* [Directions for this task]: Print every entry, word for word, and skip the images.

_ _ _ _ _

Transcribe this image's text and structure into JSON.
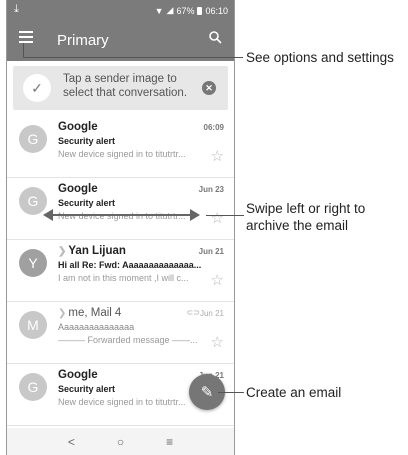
{
  "status_bar": {
    "battery": "67%",
    "time": "06:10"
  },
  "app_bar": {
    "title": "Primary"
  },
  "tip": {
    "text_line1": "Tap a sender image to",
    "text_line2": "select that conversation."
  },
  "emails": [
    {
      "avatar": "G",
      "sender": "Google",
      "date": "06:09",
      "subject": "Security alert",
      "snippet": "New device signed in to titutrtr..."
    },
    {
      "avatar": "G",
      "sender": "Google",
      "date": "Jun 23",
      "subject": "Security alert",
      "snippet": "New device signed in to titutrtr..."
    },
    {
      "avatar": "Y",
      "sender": "Yan Lijuan",
      "date": "Jun 21",
      "subject": "Hi all Re: Fwd: Aaaaaaaaaaaaaa...",
      "snippet": "I am not in this moment ,I will c..."
    },
    {
      "avatar": "M",
      "sender": "me, Mail",
      "count": "4",
      "date": "Jun 21",
      "subject": "Aaaaaaaaaaaaaaa",
      "snippet": "——— Forwarded message ——..."
    },
    {
      "avatar": "G",
      "sender": "Google",
      "date": "Jun 21",
      "subject": "Security alert",
      "snippet": "New device signed in to titutrtr..."
    }
  ],
  "nav": {
    "back": "<",
    "home": "○",
    "recent": "≡"
  },
  "callouts": {
    "options": "See options and settings",
    "swipe_line1": "Swipe left or right to",
    "swipe_line2": "archive the email",
    "create": "Create an email"
  },
  "icons": {
    "download": "download-icon",
    "menu": "menu-icon",
    "search": "search-icon",
    "check": "check-icon",
    "close": "close-icon",
    "star": "star-icon",
    "compose": "pencil-icon"
  }
}
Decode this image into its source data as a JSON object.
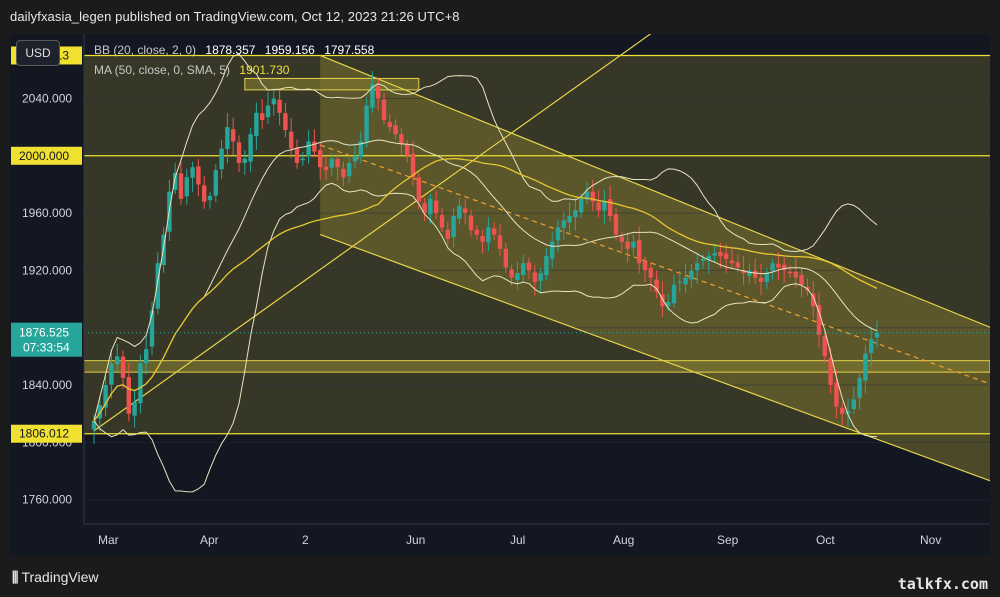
{
  "header": {
    "published_by": "dailyfxasia_legen published on TradingView.com, Oct 12, 2023 21:26 UTC+8"
  },
  "toolbar": {
    "currency": "USD"
  },
  "legend": {
    "bb_label": "BB (20, close, 2, 0)",
    "bb_values": [
      "1878.357",
      "1959.156",
      "1797.558"
    ],
    "ma_label": "MA (50, close, 0, SMA, 5)",
    "ma_value": "1901.730"
  },
  "footer": {
    "logo": "TradingView",
    "watermark": "talkfx.com"
  },
  "colors": {
    "background": "#131722",
    "up": "#26a69a",
    "down": "#ef5350",
    "channel_line": "#e6d34a",
    "bands": "#e8e4c0",
    "sma": "#e6c630",
    "fill": "#7a7330",
    "label_bg": "#f0e030",
    "last_price": "#26a69a"
  },
  "chart_data": {
    "type": "candlestick",
    "symbol": "XAUUSD",
    "y_ticks": [
      2040,
      2000,
      1960,
      1920,
      1880,
      1840,
      1800,
      1760
    ],
    "y_tick_labels": [
      "2040.000",
      "2000.000",
      "1960.000",
      "1920.000",
      "1880.000",
      "1840.000",
      "1800.000",
      "1760.000"
    ],
    "ylim": [
      1743,
      2085
    ],
    "x_ticks": [
      "Mar",
      "Apr",
      "2",
      "Jun",
      "Jul",
      "Aug",
      "Sep",
      "Oct",
      "Nov"
    ],
    "horizontal_levels": [
      {
        "value": 2070.013,
        "label": "2070.013"
      },
      {
        "value": 2000.0,
        "label": "2000.000"
      },
      {
        "value": 1806.012,
        "label": "1806.012"
      }
    ],
    "last_price": {
      "value": 1876.525,
      "label": "1876.525",
      "countdown": "07:33:54"
    },
    "zones": [
      {
        "name": "resistance-zone",
        "from": 2046,
        "to": 2054
      },
      {
        "name": "support-zone",
        "from": 1849,
        "to": 1857
      }
    ],
    "channel": {
      "upper_start": 2070,
      "upper_end": 1868,
      "mid_end": 1830,
      "lower_start": 1945,
      "lower_end": 1762
    },
    "trendline_start": 1808,
    "trendline_end": 2143,
    "closes": [
      1815,
      1826,
      1840,
      1855,
      1860,
      1845,
      1820,
      1828,
      1855,
      1865,
      1892,
      1925,
      1945,
      1975,
      1988,
      1970,
      1985,
      1992,
      1980,
      1968,
      1972,
      1990,
      2005,
      2020,
      2010,
      1995,
      1998,
      2015,
      2030,
      2025,
      2035,
      2040,
      2030,
      2018,
      2005,
      1995,
      1998,
      2010,
      2003,
      1992,
      1990,
      1998,
      1992,
      1985,
      1995,
      2000,
      2010,
      2035,
      2050,
      2040,
      2025,
      2020,
      2015,
      2008,
      2000,
      1985,
      1968,
      1960,
      1970,
      1960,
      1950,
      1942,
      1958,
      1965,
      1960,
      1948,
      1945,
      1940,
      1950,
      1945,
      1935,
      1922,
      1915,
      1918,
      1925,
      1920,
      1912,
      1918,
      1930,
      1940,
      1950,
      1955,
      1958,
      1962,
      1970,
      1975,
      1968,
      1962,
      1968,
      1958,
      1945,
      1940,
      1935,
      1940,
      1925,
      1920,
      1915,
      1905,
      1895,
      1898,
      1910,
      1912,
      1915,
      1920,
      1925,
      1928,
      1930,
      1932,
      1930,
      1928,
      1925,
      1922,
      1918,
      1920,
      1915,
      1912,
      1918,
      1925,
      1922,
      1920,
      1918,
      1915,
      1910,
      1906,
      1895,
      1875,
      1860,
      1840,
      1825,
      1820,
      1822,
      1830,
      1845,
      1862,
      1872,
      1876.5
    ]
  }
}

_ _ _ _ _

* [Completed exercise]:
Transcribe this image's text and structure into JSON.
{
  "status_bar": {
    "battery": "67%",
    "time": "06:10"
  },
  "app_bar": {
    "title": "Primary"
  },
  "tip": {
    "text_line1": "Tap a sender image to",
    "text_line2": "select that conversation."
  },
  "emails": [
    {
      "avatar": "G",
      "sender": "Google",
      "date": "06:09",
      "subject": "Security alert",
      "snippet": "New device signed in to titutrtr..."
    },
    {
      "avatar": "G",
      "sender": "Google",
      "date": "Jun 23",
      "subject": "Security alert",
      "snippet": "New device signed in to titutrtr..."
    },
    {
      "avatar": "Y",
      "sender": "Yan Lijuan",
      "date": "Jun 21",
      "subject": "Hi all Re: Fwd: Aaaaaaaaaaaaaa...",
      "snippet": "I am not in this moment ,I will c..."
    },
    {
      "avatar": "M",
      "sender": "me, Mail",
      "count": "4",
      "date": "Jun 21",
      "subject": "Aaaaaaaaaaaaaaa",
      "snippet": "——— Forwarded message ——..."
    },
    {
      "avatar": "G",
      "sender": "Google",
      "date": "Jun 21",
      "subject": "Security alert",
      "snippet": "New device signed in to titutrtr..."
    }
  ],
  "nav": {
    "back": "<",
    "home": "○",
    "recent": "≡"
  },
  "callouts": {
    "options": "See options and settings",
    "swipe_line1": "Swipe left or right to",
    "swipe_line2": "archive the email",
    "create": "Create an email"
  },
  "icons": {
    "download": "download-icon",
    "menu": "menu-icon",
    "search": "search-icon",
    "check": "check-icon",
    "close": "close-icon",
    "star": "star-icon",
    "compose": "pencil-icon"
  }
}
Decode this image into its source data as a JSON object.
{
  "header": {
    "published_by": "dailyfxasia_legen published on TradingView.com, Oct 12, 2023 21:26 UTC+8"
  },
  "toolbar": {
    "currency": "USD"
  },
  "legend": {
    "bb_label": "BB (20, close, 2, 0)",
    "bb_values": [
      "1878.357",
      "1959.156",
      "1797.558"
    ],
    "ma_label": "MA (50, close, 0, SMA, 5)",
    "ma_value": "1901.730"
  },
  "footer": {
    "logo": "TradingView",
    "watermark": "talkfx.com"
  },
  "colors": {
    "background": "#131722",
    "up": "#26a69a",
    "down": "#ef5350",
    "channel_line": "#e6d34a",
    "bands": "#e8e4c0",
    "sma": "#e6c630",
    "fill": "#7a7330",
    "label_bg": "#f0e030",
    "last_price": "#26a69a"
  },
  "chart_data": {
    "type": "candlestick",
    "symbol": "XAUUSD",
    "y_ticks": [
      2040,
      2000,
      1960,
      1920,
      1880,
      1840,
      1800,
      1760
    ],
    "y_tick_labels": [
      "2040.000",
      "2000.000",
      "1960.000",
      "1920.000",
      "1880.000",
      "1840.000",
      "1800.000",
      "1760.000"
    ],
    "ylim": [
      1743,
      2085
    ],
    "x_ticks": [
      "Mar",
      "Apr",
      "2",
      "Jun",
      "Jul",
      "Aug",
      "Sep",
      "Oct",
      "Nov"
    ],
    "horizontal_levels": [
      {
        "value": 2070.013,
        "label": "2070.013"
      },
      {
        "value": 2000.0,
        "label": "2000.000"
      },
      {
        "value": 1806.012,
        "label": "1806.012"
      }
    ],
    "last_price": {
      "value": 1876.525,
      "label": "1876.525",
      "countdown": "07:33:54"
    },
    "zones": [
      {
        "name": "resistance-zone",
        "from": 2046,
        "to": 2054
      },
      {
        "name": "support-zone",
        "from": 1849,
        "to": 1857
      }
    ],
    "channel": {
      "upper_start": 2070,
      "upper_end": 1868,
      "mid_end": 1830,
      "lower_start": 1945,
      "lower_end": 1762
    },
    "trendline_start": 1808,
    "trendline_end": 2143,
    "closes": [
      1815,
      1826,
      1840,
      1855,
      1860,
      1845,
      1820,
      1828,
      1855,
      1865,
      1892,
      1925,
      1945,
      1975,
      1988,
      1970,
      1985,
      1992,
      1980,
      1968,
      1972,
      1990,
      2005,
      2020,
      2010,
      1995,
      1998,
      2015,
      2030,
      2025,
      2035,
      2040,
      2030,
      2018,
      2005,
      1995,
      1998,
      2010,
      2003,
      1992,
      1990,
      1998,
      1992,
      1985,
      1995,
      2000,
      2010,
      2035,
      2050,
      2040,
      2025,
      2020,
      2015,
      2008,
      2000,
      1985,
      1968,
      1960,
      1970,
      1960,
      1950,
      1942,
      1958,
      1965,
      1960,
      1948,
      1945,
      1940,
      1950,
      1945,
      1935,
      1922,
      1915,
      1918,
      1925,
      1920,
      1912,
      1918,
      1930,
      1940,
      1950,
      1955,
      1958,
      1962,
      1970,
      1975,
      1968,
      1962,
      1968,
      1958,
      1945,
      1940,
      1935,
      1940,
      1925,
      1920,
      1915,
      1905,
      1895,
      1898,
      1910,
      1912,
      1915,
      1920,
      1925,
      1928,
      1930,
      1932,
      1930,
      1928,
      1925,
      1922,
      1918,
      1920,
      1915,
      1912,
      1918,
      1925,
      1922,
      1920,
      1918,
      1915,
      1910,
      1906,
      1895,
      1875,
      1860,
      1840,
      1825,
      1820,
      1822,
      1830,
      1845,
      1862,
      1872,
      1876.5
    ]
  }
}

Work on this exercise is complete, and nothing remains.